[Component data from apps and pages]
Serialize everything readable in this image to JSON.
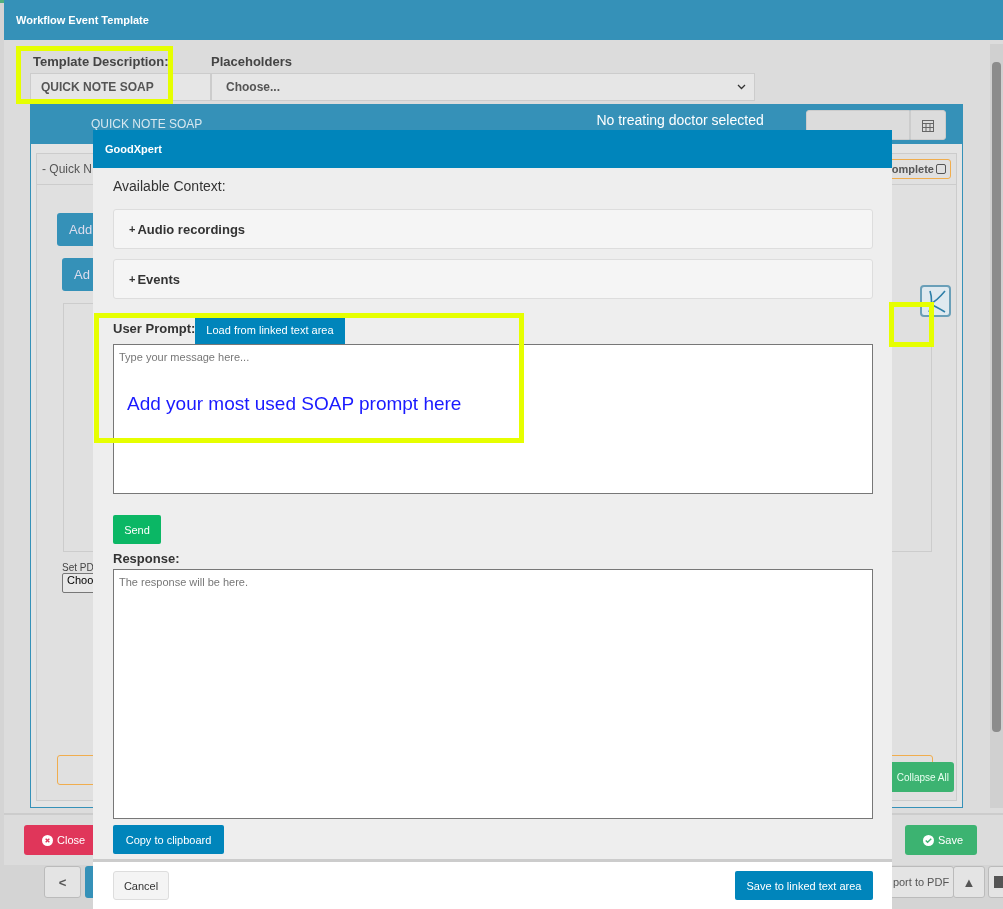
{
  "workflow_dialog": {
    "title": "Workflow Event Template",
    "template_description": {
      "label": "Template Description:",
      "value": "QUICK NOTE SOAP"
    },
    "placeholders": {
      "label": "Placeholders",
      "value": "Choose..."
    },
    "footer_buttons": [
      {
        "kind": "close",
        "label": "Close"
      },
      {
        "kind": "save",
        "label": "Save"
      }
    ]
  },
  "event_panel": {
    "title": "QUICK NOTE SOAP",
    "doctor_status": "No treating doctor selected",
    "section_title": "- Quick N",
    "complete": {
      "label": "omplete",
      "checked": false
    },
    "add_buttons": [
      "Add",
      "Ad"
    ],
    "pdf_label": "Set PD",
    "file_button": "Choo",
    "collapse_button": "Collapse All"
  },
  "background_bar": {
    "buttons": [
      {
        "kind": "icon",
        "label": "<"
      },
      {
        "kind": "text",
        "label": "port to PDF"
      },
      {
        "kind": "icon",
        "label": "▲"
      }
    ]
  },
  "goodxpert_dialog": {
    "title": "GoodXpert",
    "context_label": "Available Context:",
    "context_sections": [
      {
        "marker": "+",
        "label": "Audio recordings",
        "expanded": false
      },
      {
        "marker": "+",
        "label": "Events",
        "expanded": false
      }
    ],
    "prompt_label": "User Prompt:",
    "load_button": "Load from linked text area",
    "prompt_placeholder": "Type your message here...",
    "send_button": "Send",
    "response_label": "Response:",
    "response_placeholder": "The response will be here.",
    "copy_button": "Copy to clipboard",
    "cancel_button": "Cancel",
    "save_linked_button": "Save to linked text area"
  },
  "annotations": {
    "prompt_note": "Add your most used SOAP prompt here"
  }
}
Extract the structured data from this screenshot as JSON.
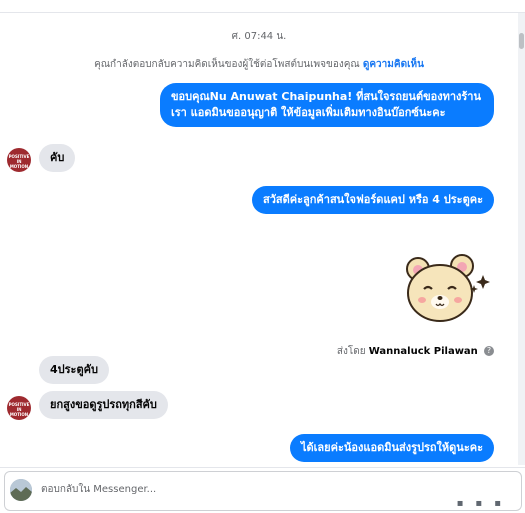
{
  "thread": {
    "timestamp": "ศ. 07:44 น.",
    "context_note": "คุณกำลังตอบกลับความคิดเห็นของผู้ใช้ต่อโพสต์บนเพจของคุณ",
    "context_link": "ดูความคิดเห็น",
    "messages": [
      {
        "side": "out",
        "text": "ขอบคุณNu Anuwat Chaipunha! ที่สนใจรถยนต์ของทางร้านเรา แอดมินขออนุญาติ ให้ข้อมูลเพิ่มเติมทางอินบ๊อกซ์นะคะ"
      },
      {
        "side": "in",
        "text": "คับ"
      },
      {
        "side": "out",
        "text": "สวัสดีค่ะลูกค้าสนใจฟอร์ดแคป หรือ 4  ประตูคะ"
      },
      {
        "side": "in",
        "text": "4ประตูคับ"
      },
      {
        "side": "in",
        "text": "ยกสูงขอดูรูปรถทุกสีคับ"
      },
      {
        "side": "out",
        "text": "ได้เลยค่ะน้องแอดมินส่งรูปรถให้ดูนะคะ"
      }
    ],
    "sent_by_prefix": "ส่งโดย",
    "sent_by_name": "Wannaluck Pilawan",
    "avatar_text": "POSITIVE IN MOTION"
  },
  "composer": {
    "placeholder": "ตอบกลับใน Messenger..."
  },
  "colors": {
    "outgoing_bubble": "#0a7cff",
    "incoming_bubble": "#e4e6eb",
    "link": "#1877f2"
  }
}
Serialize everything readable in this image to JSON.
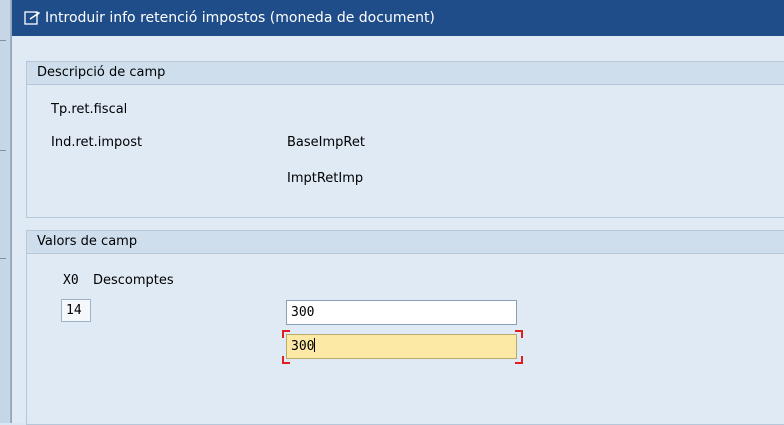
{
  "dialog": {
    "title": "Introduir info retenció impostos (moneda de document)",
    "title_icon": "edit-dialog-icon"
  },
  "field_description": {
    "header": "Descripció de camp",
    "labels": {
      "tax_type": "Tp.ret.fiscal",
      "tax_code": "Ind.ret.impost",
      "base_amount": "BaseImpRet",
      "tax_amount": "ImptRetImp"
    }
  },
  "field_values": {
    "header": "Valors de camp",
    "type_code": "X0",
    "type_text": "Descomptes",
    "tax_code_value": "14",
    "base_amount_value": "300",
    "tax_amount_value": "300"
  },
  "colors": {
    "titlebar": "#1f4d8a",
    "focus_field": "#fde9a6",
    "focus_corners": "#e02020"
  }
}
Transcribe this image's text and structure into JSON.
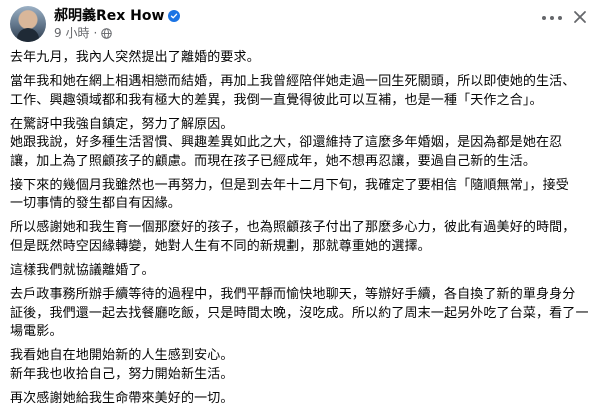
{
  "post": {
    "author": "郝明義Rex How",
    "time": "9 小時",
    "time_sep": "·",
    "paragraphs": [
      "去年九月，我內人突然提出了離婚的要求。",
      "當年我和她在網上相遇相戀而結婚，再加上我曾經陪伴她走過一回生死關頭，所以即使她的生活、\n工作、興趣領域都和我有極大的差異，我倒一直覺得彼此可以互補，也是一種「天作之合」。",
      "在驚訝中我強自鎮定，努力了解原因。\n她跟我說，好多種生活習慣、興趣差異如此之大，卻還維持了這麼多年婚姻，是因為都是她在忍\n讓，加上為了照顧孩子的顧慮。而現在孩子已經成年，她不想再忍讓，要過自己新的生活。",
      "接下來的幾個月我雖然也一再努力，但是到去年十二月下旬，我確定了要相信「隨順無常」，接受\n一切事情的發生都自有因緣。",
      "所以感謝她和我生育一個那麼好的孩子，也為照顧孩子付出了那麼多心力，彼此有過美好的時間，\n但是既然時空因緣轉變，她對人生有不同的新規劃，那就尊重她的選擇。",
      "這樣我們就協議離婚了。",
      "去戶政事務所辦手續等待的過程中，我們平靜而愉快地聊天，等辦好手續，各自換了新的單身身分\n証後，我們還一起去找餐廳吃飯，只是時間太晚，沒吃成。所以約了周末一起另外吃了台菜，看了一\n場電影。",
      "我看她自在地開始新的人生感到安心。\n新年我也收拾自己，努力開始新生活。",
      "再次感謝她給我生命帶來美好的一切。"
    ]
  },
  "colors": {
    "verified": "#1b74e4",
    "meta_text": "#65676b",
    "text": "#050505"
  },
  "icons": {
    "verified": "verified-badge-icon",
    "privacy": "globe-icon",
    "more": "more-options-icon",
    "close": "close-icon"
  }
}
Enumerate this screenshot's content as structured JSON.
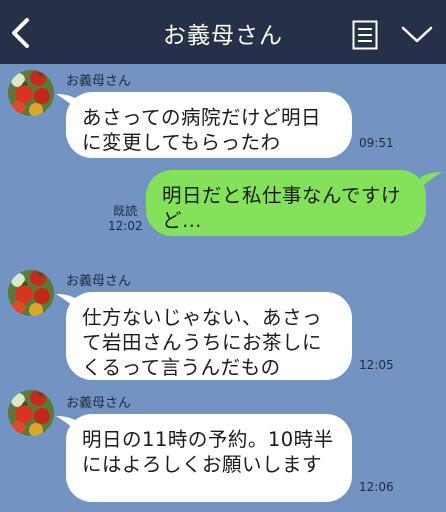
{
  "header": {
    "title": "お義母さん"
  },
  "messages": [
    {
      "sender": "お義母さん",
      "text": "あさっての病院だけど明日に変更してもらったわ",
      "time": "09:51"
    },
    {
      "text": "明日だと私仕事なんですけど…",
      "read": "既読",
      "time": "12:02"
    },
    {
      "sender": "お義母さん",
      "text": "仕方ないじゃない、あさって岩田さんうちにお茶しにくるって言うんだもの",
      "time": "12:05"
    },
    {
      "sender": "お義母さん",
      "text": "明日の11時の予約。10時半にはよろしくお願いします",
      "time": "12:06"
    }
  ],
  "colors": {
    "background": "#7393c3",
    "header": "#263149",
    "incoming_bubble": "#ffffff",
    "outgoing_bubble": "#84e15a"
  },
  "icons": [
    "back-icon",
    "menu-icon",
    "chevron-down-icon",
    "tomato-avatar"
  ]
}
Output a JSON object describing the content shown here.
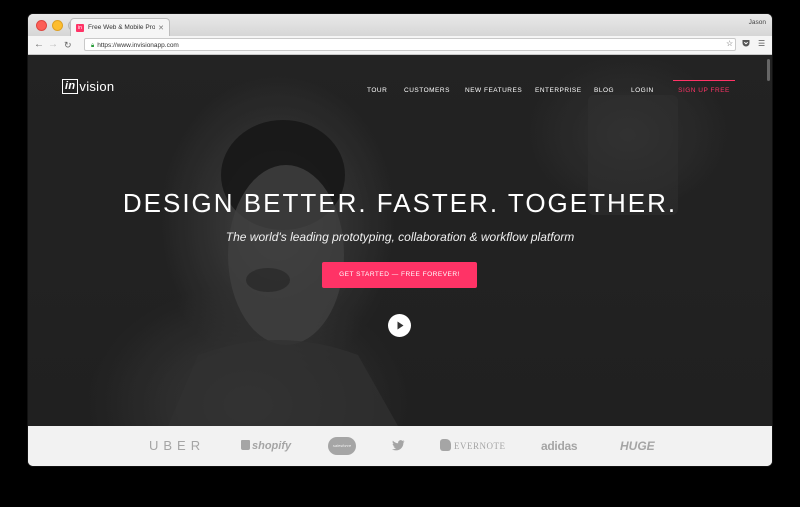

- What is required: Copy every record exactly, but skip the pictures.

- Answer for the task:
Serialize everything readable in this image to JSON.
{
  "workflow_dialog": {
    "title": "Workflow Event Template",
    "template_description": {
      "label": "Template Description:",
      "value": "QUICK NOTE SOAP"
    },
    "placeholders": {
      "label": "Placeholders",
      "value": "Choose..."
    },
    "footer_buttons": [
      {
        "kind": "close",
        "label": "Close"
      },
      {
        "kind": "save",
        "label": "Save"
      }
    ]
  },
  "event_panel": {
    "title": "QUICK NOTE SOAP",
    "doctor_status": "No treating doctor selected",
    "section_title": "- Quick N",
    "complete": {
      "label": "omplete",
      "checked": false
    },
    "add_buttons": [
      "Add",
      "Ad"
    ],
    "pdf_label": "Set PD",
    "file_button": "Choo",
    "collapse_button": "Collapse All"
  },
  "background_bar": {
    "buttons": [
      {
        "kind": "icon",
        "label": "<"
      },
      {
        "kind": "text",
        "label": "port to PDF"
      },
      {
        "kind": "icon",
        "label": "▲"
      }
    ]
  },
  "goodxpert_dialog": {
    "title": "GoodXpert",
    "context_label": "Available Context:",
    "context_sections": [
      {
        "marker": "+",
        "label": "Audio recordings",
        "expanded": false
      },
      {
        "marker": "+",
        "label": "Events",
        "expanded": false
      }
    ],
    "prompt_label": "User Prompt:",
    "load_button": "Load from linked text area",
    "prompt_placeholder": "Type your message here...",
    "send_button": "Send",
    "response_label": "Response:",
    "response_placeholder": "The response will be here.",
    "copy_button": "Copy to clipboard",
    "cancel_button": "Cancel",
    "save_linked_button": "Save to linked text area"
  },
  "annotations": {
    "prompt_note": "Add your most used SOAP prompt here"
  }
}
Extract the structured data from this screenshot as JSON.
{
  "thread": {
    "timestamp": "ศ. 07:44 น.",
    "context_note": "คุณกำลังตอบกลับความคิดเห็นของผู้ใช้ต่อโพสต์บนเพจของคุณ",
    "context_link": "ดูความคิดเห็น",
    "messages": [
      {
        "side": "out",
        "text": "ขอบคุณNu Anuwat Chaipunha! ที่สนใจรถยนต์ของทางร้านเรา แอดมินขออนุญาติ ให้ข้อมูลเพิ่มเติมทางอินบ๊อกซ์นะคะ"
      },
      {
        "side": "in",
        "text": "คับ"
      },
      {
        "side": "out",
        "text": "สวัสดีค่ะลูกค้าสนใจฟอร์ดแคป หรือ 4  ประตูคะ"
      },
      {
        "side": "in",
        "text": "4ประตูคับ"
      },
      {
        "side": "in",
        "text": "ยกสูงขอดูรูปรถทุกสีคับ"
      },
      {
        "side": "out",
        "text": "ได้เลยค่ะน้องแอดมินส่งรูปรถให้ดูนะคะ"
      }
    ],
    "sent_by_prefix": "ส่งโดย",
    "sent_by_name": "Wannaluck Pilawan",
    "avatar_text": "POSITIVE IN MOTION"
  },
  "composer": {
    "placeholder": "ตอบกลับใน Messenger..."
  },
  "colors": {
    "outgoing_bubble": "#0a7cff",
    "incoming_bubble": "#e4e6eb",
    "link": "#1877f2"
  }
}
Serialize everything readable in this image to JSON.
{
  "dialog": {
    "title": "Introduir info retenció impostos (moneda de document)",
    "title_icon": "edit-dialog-icon"
  },
  "field_description": {
    "header": "Descripció de camp",
    "labels": {
      "tax_type": "Tp.ret.fiscal",
      "tax_code": "Ind.ret.impost",
      "base_amount": "BaseImpRet",
      "tax_amount": "ImptRetImp"
    }
  },
  "field_values": {
    "header": "Valors de camp",
    "type_code": "X0",
    "type_text": "Descomptes",
    "tax_code_value": "14",
    "base_amount_value": "300",
    "tax_amount_value": "300"
  },
  "colors": {
    "titlebar": "#1f4d8a",
    "focus_field": "#fde9a6",
    "focus_corners": "#e02020"
  }
}
Transcribe this image's text and structure into JSON.
{
  "post": {
    "author": "郝明義Rex How",
    "time": "9 小時",
    "time_sep": "·",
    "paragraphs": [
      "去年九月，我內人突然提出了離婚的要求。",
      "當年我和她在網上相遇相戀而結婚，再加上我曾經陪伴她走過一回生死關頭，所以即使她的生活、\n工作、興趣領域都和我有極大的差異，我倒一直覺得彼此可以互補，也是一種「天作之合」。",
      "在驚訝中我強自鎮定，努力了解原因。\n她跟我說，好多種生活習慣、興趣差異如此之大，卻還維持了這麼多年婚姻，是因為都是她在忍\n讓，加上為了照顧孩子的顧慮。而現在孩子已經成年，她不想再忍讓，要過自己新的生活。",
      "接下來的幾個月我雖然也一再努力，但是到去年十二月下旬，我確定了要相信「隨順無常」，接受\n一切事情的發生都自有因緣。",
      "所以感謝她和我生育一個那麼好的孩子，也為照顧孩子付出了那麼多心力，彼此有過美好的時間，\n但是既然時空因緣轉變，她對人生有不同的新規劃，那就尊重她的選擇。",
      "這樣我們就協議離婚了。",
      "去戶政事務所辦手續等待的過程中，我們平靜而愉快地聊天，等辦好手續，各自換了新的單身身分\n証後，我們還一起去找餐廳吃飯，只是時間太晚，沒吃成。所以約了周末一起另外吃了台菜，看了一\n場電影。",
      "我看她自在地開始新的人生感到安心。\n新年我也收拾自己，努力開始新生活。",
      "再次感謝她給我生命帶來美好的一切。"
    ]
  },
  "colors": {
    "verified": "#1b74e4",
    "meta_text": "#65676b",
    "text": "#050505"
  },
  "icons": {
    "verified": "verified-badge-icon",
    "privacy": "globe-icon",
    "more": "more-options-icon",
    "close": "close-icon"
  }
}
Enumerate this screenshot's content as structured JSON.
{
  "header": {
    "title": "お義母さん"
  },
  "messages": [
    {
      "sender": "お義母さん",
      "text": "あさっての病院だけど明日に変更してもらったわ",
      "time": "09:51"
    },
    {
      "text": "明日だと私仕事なんですけど…",
      "read": "既読",
      "time": "12:02"
    },
    {
      "sender": "お義母さん",
      "text": "仕方ないじゃない、あさって岩田さんうちにお茶しにくるって言うんだもの",
      "time": "12:05"
    },
    {
      "sender": "お義母さん",
      "text": "明日の11時の予約。10時半にはよろしくお願いします",
      "time": "12:06"
    }
  ],
  "colors": {
    "background": "#7393c3",
    "header": "#263149",
    "incoming_bubble": "#ffffff",
    "outgoing_bubble": "#84e15a"
  },
  "icons": [
    "back-icon",
    "menu-icon",
    "chevron-down-icon",
    "tomato-avatar"
  ]
}
Output a JSON object describing the content shown here.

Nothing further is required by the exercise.